## Exercise instructions
Your reply is to be the lines below, exactly as written, with images omitted.

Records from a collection
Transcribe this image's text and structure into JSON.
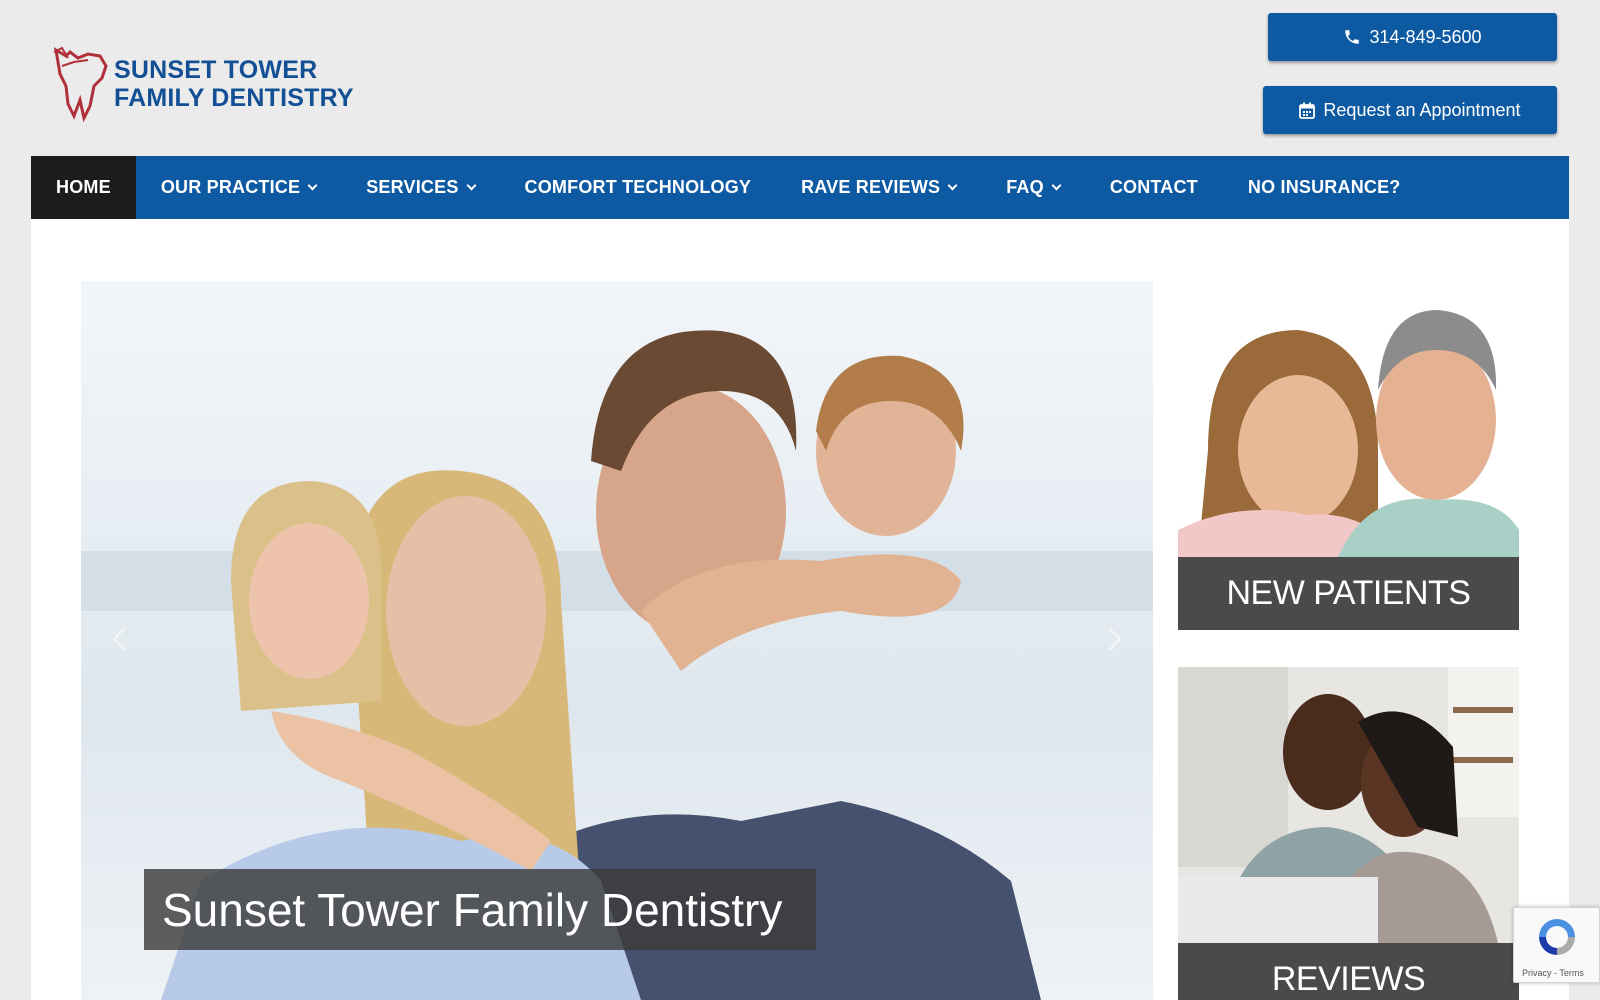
{
  "header": {
    "logo_line1": "SUNSET TOWER",
    "logo_line2": "FAMILY DENTISTRY",
    "phone_label": "314-849-5600",
    "appointment_label": "Request an Appointment",
    "phone_icon": "phone-icon",
    "calendar_icon": "calendar-icon"
  },
  "nav": {
    "items": [
      {
        "label": "HOME",
        "dropdown": false
      },
      {
        "label": "OUR PRACTICE",
        "dropdown": true
      },
      {
        "label": "SERVICES",
        "dropdown": true
      },
      {
        "label": "COMFORT TECHNOLOGY",
        "dropdown": false
      },
      {
        "label": "RAVE REVIEWS",
        "dropdown": true
      },
      {
        "label": "FAQ",
        "dropdown": true
      },
      {
        "label": "CONTACT",
        "dropdown": false
      },
      {
        "label": "NO INSURANCE?",
        "dropdown": false
      }
    ]
  },
  "hero": {
    "caption": "Sunset Tower Family Dentistry"
  },
  "sidebar": {
    "new_patients_label": "NEW PATIENTS",
    "reviews_label": "REVIEWS"
  },
  "recaptcha": {
    "links": "Privacy - Terms"
  },
  "colors": {
    "brand_blue": "#0d5aa3",
    "nav_active": "#1c1c1c",
    "card_label_bg": "#4a4a4a",
    "logo_red": "#b0303a"
  }
}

## Response area
Transcribe this image's text and structure into JSON.
{
  "header": {
    "logo_line1": "SUNSET TOWER",
    "logo_line2": "FAMILY DENTISTRY",
    "phone_label": "314-849-5600",
    "appointment_label": "Request an Appointment",
    "phone_icon": "phone-icon",
    "calendar_icon": "calendar-icon"
  },
  "nav": {
    "items": [
      {
        "label": "HOME",
        "dropdown": false
      },
      {
        "label": "OUR PRACTICE",
        "dropdown": true
      },
      {
        "label": "SERVICES",
        "dropdown": true
      },
      {
        "label": "COMFORT TECHNOLOGY",
        "dropdown": false
      },
      {
        "label": "RAVE REVIEWS",
        "dropdown": true
      },
      {
        "label": "FAQ",
        "dropdown": true
      },
      {
        "label": "CONTACT",
        "dropdown": false
      },
      {
        "label": "NO INSURANCE?",
        "dropdown": false
      }
    ]
  },
  "hero": {
    "caption": "Sunset Tower Family Dentistry"
  },
  "sidebar": {
    "new_patients_label": "NEW PATIENTS",
    "reviews_label": "REVIEWS"
  },
  "recaptcha": {
    "links": "Privacy - Terms"
  },
  "colors": {
    "brand_blue": "#0d5aa3",
    "nav_active": "#1c1c1c",
    "card_label_bg": "#4a4a4a",
    "logo_red": "#b0303a"
  }
}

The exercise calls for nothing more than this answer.